RealTime IT News

We Need Fat Pipes

Reporter's Notebook: Convergence. Triple Play. IP. Ethernet.

After four days at NXTcomm in Chicago, I probably heard each of those words 1,000 times or more. Make no mistake about it, as I had figured before the show even began, NXTcomm 2007 was, indeed, all about convergence, what that means and how to do it.

The big carriers, AT&T , Verizon and Qwest, talked up their convergence and triple plans and all sounded remarkably similar.

The message? Any content on any device anywhere all enabled by IP.

Certainly this is not a new message. What is new is the fact that the carriers now have proof points and big numbers to back up their convergence claims. Verizon now claims to have laid down fiber connectivity of up to 100Mbps to a million homes, and AT&T is ramping up its uVerse broadband connectivity program.

Vendors all over the floor talked the same game of convergence on IP infrastructure.
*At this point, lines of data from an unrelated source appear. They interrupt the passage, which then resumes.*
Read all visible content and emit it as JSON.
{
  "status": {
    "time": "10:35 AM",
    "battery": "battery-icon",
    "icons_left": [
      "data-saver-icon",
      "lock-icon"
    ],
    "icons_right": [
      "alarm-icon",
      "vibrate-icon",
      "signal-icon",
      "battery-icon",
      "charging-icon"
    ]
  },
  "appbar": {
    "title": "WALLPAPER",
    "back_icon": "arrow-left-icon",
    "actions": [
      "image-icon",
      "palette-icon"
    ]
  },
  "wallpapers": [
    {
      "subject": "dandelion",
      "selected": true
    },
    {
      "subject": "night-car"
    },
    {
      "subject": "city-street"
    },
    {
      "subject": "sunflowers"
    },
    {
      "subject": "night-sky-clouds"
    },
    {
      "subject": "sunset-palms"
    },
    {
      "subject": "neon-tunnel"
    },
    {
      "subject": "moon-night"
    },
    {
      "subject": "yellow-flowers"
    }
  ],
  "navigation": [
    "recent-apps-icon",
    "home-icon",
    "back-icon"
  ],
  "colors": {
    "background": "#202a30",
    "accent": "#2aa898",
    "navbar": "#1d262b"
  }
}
But when you do a deep dive, it becomes apparent that IP infrastructure on Ethernet, though pervasive in the enterprise, is still a long way off from being pervasive in carrier environments.

The telecom carriers, after all, have a century-old legacy of copper in the ground by which the majority of Americans receive their phone service. Cable companies have 50 years of coax that has been laid. And on the backhaul infrastructure, there are layers upon layers of older, non-Ethernet optical technologies to deal with.

There are many different way of enabling IP and Ethernet over the various legacy connectivity technologies that are out there. Carriers have to figure out what works for them as either overlay or new technologies. It certainly is a confusing mess from where I stand.

Putting everything on one core pipe also has its risks. IP infrastructure is fundamentally the same IP approach that is under constant attack on a daily basis. Certainly the carriers will take precautions to secure their networks, but in comparison to legacy cable and telecom networks, the new risks may well be higher.

Then there is the actual issue of bandwidth.

Convergence not only requires a common IP Ethernet-based architecture, it requires boatloads of bandwidth. In session after session I heard the same statistic that carrier network loads are growing at 80 percent to 100 percent every year.

With more video and voice coming onto the network, it's expected the networks will need even more bandwidth. It's bandwidth that is being rolled out, but it's not quite there. Not on the consumer side. Not yet.

As a case in point about the need for more network capacity, I found my way to Chicago's Millennium Park. It's a marvelous outdoor concert facility that draws massive throngs of people that choke network bandwidth. I had some difficulty making a cell phone call (with access through Cingular/AT&T), as the network was apparently too busy. A local Chicagoan told me it's common whenever there is an event.

On the other hand, enterprises are getting increasing amounts of bandwidth made available to them. 10 GbE and OC-192 optical connections provide a good amount of bandwidth.

With Metro Ethernet, the options and opportunity for application convergence for the enterprise are very real. Such vendors as Cisco, Juniper and Alcatel-Lucent among others were keen to talk about the smart network and how the new carrier networks are more application-aware. It's a trend that will only serve to make enterprise computing even more powerful, convergent and possibly even cheaper.

Convergence did blow into the Windy City this past week. It's not a new trend; actually it's not a trend at all. It's the new normal and it's coming to you sooner rather than later.

Sean Michael Kerner is senior editor of internetnews.com.